Inductors, often overlooked compared to other electronic components such as resistors and capacitors, play a critical role in a wide range of electronic applications.
Their ability to store energy in the form of a magnetic field and their resistance to changes in electrical current make them essential components in the design and operation of electronic circuits.
In this article, we will explain what inductors are, how they work and what their key applications are in the world of electronics, highlighting their importance in modern industry and technology.
What Is an Inductor?
An inductor is a passive component that stores energy in the form of a magnetic field when an electric current passes through it.
It consists of a coil of wire wound around a core, which can be made of materials such as iron, ferrite or air. The fundamental property of an inductor is its ability to resist changes in the current passing through it.
The greater the inductance of an inductor, the more resistance it offers to the change in current.
The principle of operation of an inductor is based on Faraday's law of electromagnetic induction.
When an electric current flows through the coil of wire, a magnetic field is generated around the inductor. If the current changes, either increasing or decreasing, the magnetic field also changes. This change in the magnetic field induces an electromotive force (EMF) in the coil, which opposes the change in current according to Lenz's law.
Inductors are used in a wide variety of applications in electronics. Some of the most common applications include:
Power Supplies: Inductors are used in power supply switching circuits to filter noise and stabilize voltage output.
Filters: Used in combination with capacitors to create passive filters that can attenuate or eliminate certain frequencies in an electrical signal.

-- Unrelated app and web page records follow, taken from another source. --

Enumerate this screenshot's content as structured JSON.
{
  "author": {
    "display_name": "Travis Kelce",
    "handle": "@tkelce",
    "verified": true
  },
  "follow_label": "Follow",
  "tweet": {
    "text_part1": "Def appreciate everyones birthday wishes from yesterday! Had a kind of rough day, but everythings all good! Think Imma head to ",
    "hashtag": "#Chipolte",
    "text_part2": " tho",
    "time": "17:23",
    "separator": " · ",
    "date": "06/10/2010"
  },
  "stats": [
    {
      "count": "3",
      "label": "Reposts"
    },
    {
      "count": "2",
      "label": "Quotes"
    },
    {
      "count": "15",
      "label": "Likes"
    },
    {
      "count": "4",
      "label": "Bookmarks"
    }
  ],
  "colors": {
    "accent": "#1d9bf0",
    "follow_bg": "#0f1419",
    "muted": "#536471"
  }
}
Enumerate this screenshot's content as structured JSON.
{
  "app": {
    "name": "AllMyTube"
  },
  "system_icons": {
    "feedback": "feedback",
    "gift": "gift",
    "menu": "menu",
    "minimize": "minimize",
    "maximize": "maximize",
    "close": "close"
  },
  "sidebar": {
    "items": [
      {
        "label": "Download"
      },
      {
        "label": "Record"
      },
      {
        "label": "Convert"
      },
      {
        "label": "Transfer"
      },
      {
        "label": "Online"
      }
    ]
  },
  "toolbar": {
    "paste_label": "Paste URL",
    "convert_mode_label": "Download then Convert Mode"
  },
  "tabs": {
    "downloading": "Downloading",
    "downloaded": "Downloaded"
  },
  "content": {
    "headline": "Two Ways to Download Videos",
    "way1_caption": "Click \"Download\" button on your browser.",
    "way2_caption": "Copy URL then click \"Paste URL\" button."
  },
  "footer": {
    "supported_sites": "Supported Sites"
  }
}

Antennas: In communication systems, inductors are used in antennas to tune the transmit and receive frequency.
DC-DC Converters: In power conversion applications such as DC-DC converters, inductors play a crucial role in energy regulation and efficiency.

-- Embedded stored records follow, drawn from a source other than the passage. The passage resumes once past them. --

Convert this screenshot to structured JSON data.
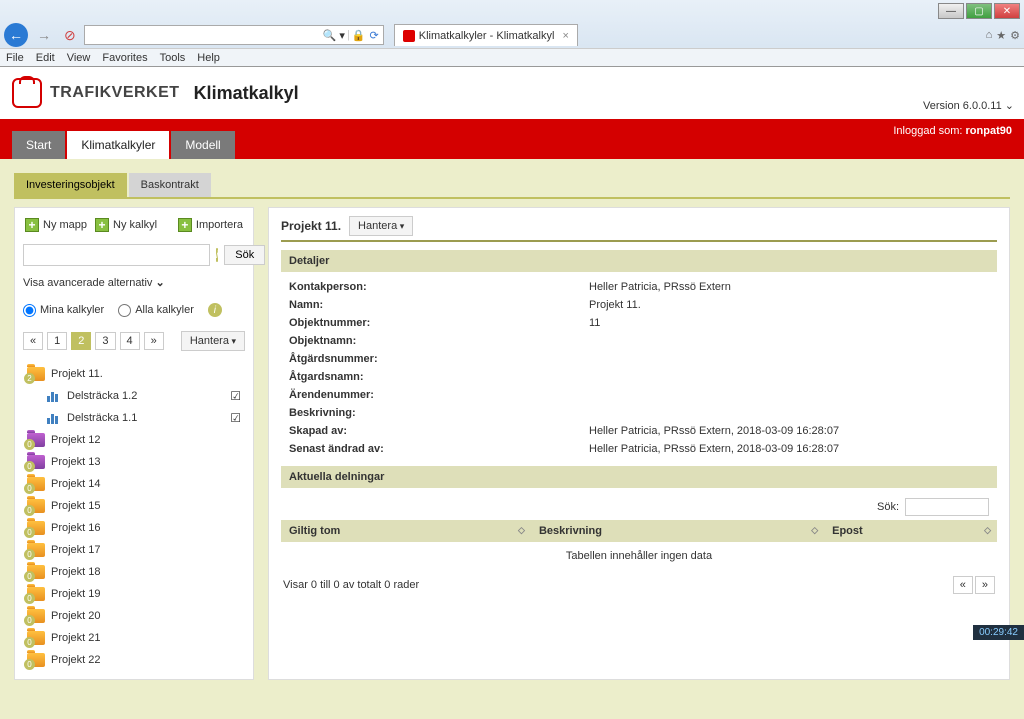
{
  "browser": {
    "menus": [
      "File",
      "Edit",
      "View",
      "Favorites",
      "Tools",
      "Help"
    ],
    "tab_title": "Klimatkalkyler - Klimatkalkyl",
    "search_hint": "🔍 ▾",
    "lock": "🔒",
    "refresh": "⟳"
  },
  "version": "Version 6.0.0.11",
  "brand": "TRAFIKVERKET",
  "app_title": "Klimatkalkyl",
  "login_prefix": "Inloggad som: ",
  "login_user": "ronpat90",
  "main_tabs": {
    "start": "Start",
    "kk": "Klimatkalkyler",
    "modell": "Modell"
  },
  "subtabs": {
    "invest": "Investeringsobjekt",
    "bas": "Baskontrakt"
  },
  "toolbar": {
    "ny_mapp": "Ny mapp",
    "ny_kalkyl": "Ny kalkyl",
    "importera": "Importera"
  },
  "search_btn": "Sök",
  "adv_toggle": "Visa avancerade alternativ",
  "radio": {
    "mina": "Mina kalkyler",
    "alla": "Alla kalkyler"
  },
  "hantera": "Hantera",
  "pages": [
    "«",
    "1",
    "2",
    "3",
    "4",
    "»"
  ],
  "tree": {
    "p11": "Projekt 11.",
    "d12": "Delsträcka 1.2",
    "d11": "Delsträcka 1.1",
    "p12": "Projekt 12",
    "p13": "Projekt 13",
    "p14": "Projekt 14",
    "p15": "Projekt 15",
    "p16": "Projekt 16",
    "p17": "Projekt 17",
    "p18": "Projekt 18",
    "p19": "Projekt 19",
    "p20": "Projekt 20",
    "p21": "Projekt 21",
    "p22": "Projekt 22"
  },
  "main_title": "Projekt 11.",
  "section_detaljer": "Detaljer",
  "section_delningar": "Aktuella delningar",
  "labels": {
    "kontakt": "Kontakperson:",
    "namn": "Namn:",
    "objnr": "Objektnummer:",
    "objnamn": "Objektnamn:",
    "atgnr": "Åtgärdsnummer:",
    "atgnamn": "Åtgardsnamn:",
    "arende": "Ärendenummer:",
    "beskr": "Beskrivning:",
    "skapad": "Skapad av:",
    "senast": "Senast ändrad av:"
  },
  "values": {
    "kontakt": "Heller Patricia, PRssö Extern",
    "namn": "Projekt 11.",
    "objnr": "11",
    "skapad": "Heller Patricia, PRssö Extern, 2018-03-09 16:28:07",
    "senast": "Heller Patricia, PRssö Extern, 2018-03-09 16:28:07"
  },
  "sok_lbl": "Sök:",
  "th": {
    "giltig": "Giltig tom",
    "beskr": "Beskrivning",
    "epost": "Epost"
  },
  "empty": "Tabellen innehåller ingen data",
  "foot": "Visar 0 till 0 av totalt 0 rader",
  "clock": "00:29:42"
}
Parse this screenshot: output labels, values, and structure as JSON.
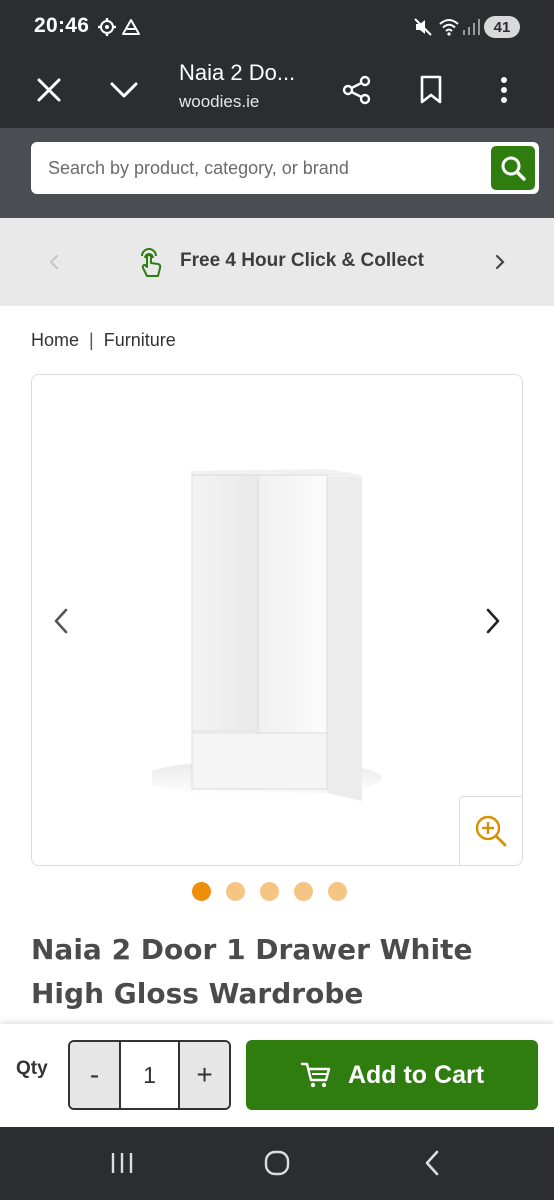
{
  "status_bar": {
    "time": "20:46",
    "icons": [
      "gear-icon",
      "drive-icon",
      "mute-icon",
      "wifi-icon",
      "signal-icon"
    ],
    "battery": "41"
  },
  "browser": {
    "page_title": "Naia 2 Do...",
    "url": "woodies.ie",
    "icons": [
      "close-icon",
      "chevron-down-icon",
      "share-icon",
      "bookmark-icon",
      "more-icon"
    ]
  },
  "search": {
    "placeholder": "Search by product, category, or brand",
    "icon": "search-icon",
    "accent_color": "#2e7d0e"
  },
  "promo": {
    "text": "Free 4 Hour Click & Collect",
    "icon": "tap-hand-icon"
  },
  "breadcrumb": {
    "items": [
      "Home",
      "Furniture"
    ],
    "separator": "|"
  },
  "gallery": {
    "image": "white-wardrobe-image",
    "dot_count": 5,
    "active_dot": 1,
    "dot_color": "#f6c584",
    "active_dot_color": "#ee8f0c"
  },
  "product": {
    "title": "Naia 2 Door 1 Drawer White High Gloss Wardrobe"
  },
  "cart": {
    "qty_label": "Qty",
    "minus": "-",
    "quantity": "1",
    "plus": "+",
    "add_label": "Add to Cart",
    "button_color": "#2e7d0e"
  },
  "system_nav": [
    "recents-icon",
    "home-icon",
    "back-icon"
  ]
}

Oscillator circuits: These elements are used in the construction of oscillators that generate constant frequency signals, such as in electronic watches and radios.
Energy Storage: These devices can be used in energy storage systems, such as battery charging and discharging systems.

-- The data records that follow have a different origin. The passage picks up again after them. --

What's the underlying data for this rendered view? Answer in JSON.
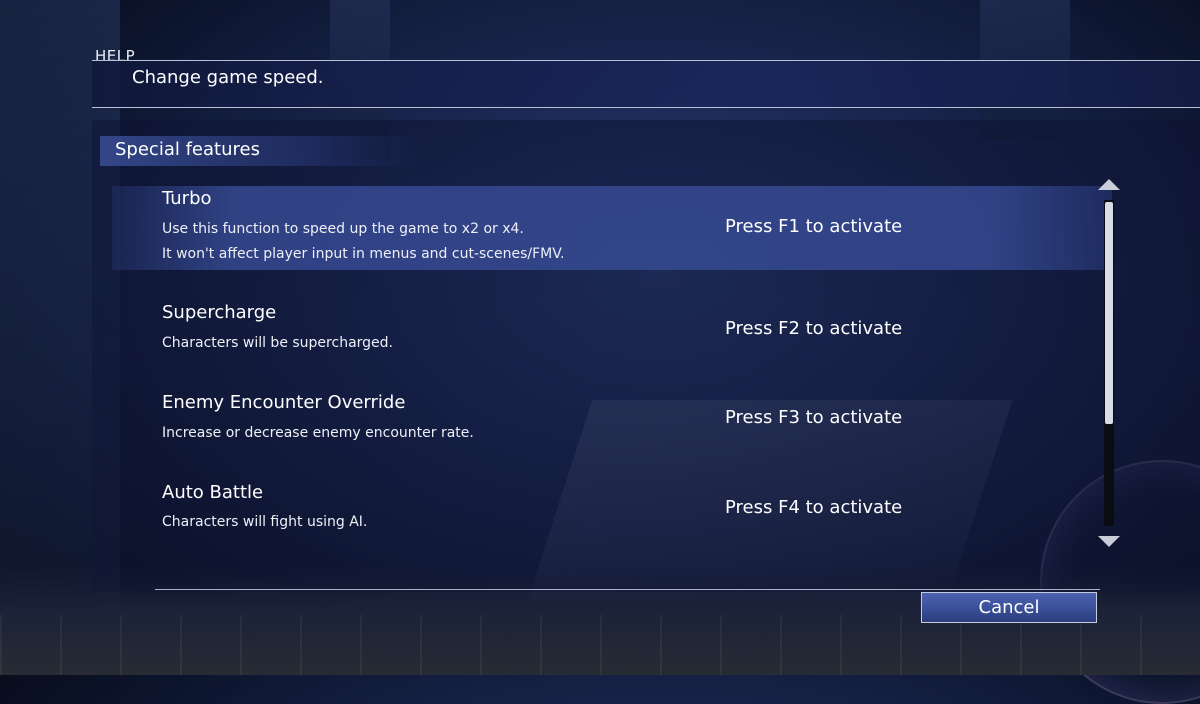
{
  "help": {
    "label": "HELP",
    "text": "Change game speed."
  },
  "section": {
    "title": "Special features"
  },
  "features": [
    {
      "title": "Turbo",
      "desc": [
        "Use this function to speed up the game to x2 or x4.",
        "It won't affect player input in menus and cut-scenes/FMV."
      ],
      "action": "Press F1 to activate",
      "selected": true
    },
    {
      "title": "Supercharge",
      "desc": [
        "Characters will be supercharged."
      ],
      "action": "Press F2 to activate",
      "selected": false
    },
    {
      "title": "Enemy Encounter Override",
      "desc": [
        "Increase or decrease enemy encounter rate."
      ],
      "action": "Press F3 to activate",
      "selected": false
    },
    {
      "title": "Auto Battle",
      "desc": [
        "Characters will fight using AI."
      ],
      "action": "Press F4 to activate",
      "selected": false
    }
  ],
  "buttons": {
    "cancel": "Cancel"
  },
  "colors": {
    "selected_row": "#384c96",
    "panel": "#0e1434",
    "button": "#3a4f98"
  },
  "icons": {
    "scroll_up": "scroll-up-arrow-icon",
    "scroll_down": "scroll-down-arrow-icon"
  }
}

Use in Solar Energy Systems
Inductors have a significant relationship with solar energy in photovoltaic systems.
They are used in solar inverters to convert the direct current (DC) generated in photovoltaic panels into alternating current (AC) and stabilize the energy produced. Additionally, they play a role in current and voltage regulation, solar tracking systems, voltage stabilization and power quality management by helping to filter noise and control fluctuations in solar generation.
These devices are also essential in the charging and discharging of solar batteries and in energy storage systems, contributing to the efficiency and management of stored energy.
Key Features of Inductors
When selecting an inductor for a specific application, it is important to consider several key characteristics:
Inductance: Inductance is the most fundamental property of an inductor and is measured in henries (H). It indicates how much magnetic energy the inductor can store.
Maximum current: Inductors have a maximum allowable current before they become saturated and their performance degrades.
Direct current resistance: they have an internal resistance that affects the efficiency of the circuit.
Quality factor (Q): The Q factor is a measure of the quality of the inductor and relates to the amount of energy stored relative to the energy dissipated as heat.
Tolerance: As with other electronic components, inductors have a tolerance that indicates the allowable variation in their nominal value.
Differences Between an Inductor and a Capacitor
Inductors and capacitors are electrical components with opposite properties that play crucial roles in electronics.
Inductors store energy in the form of a magnetic field and tend to resist changes in current, while capacitors store energy in the form of electrical charge and tend to resist changes in voltage.
Its selection and application depend on the specific needs of an electronic circuit or system.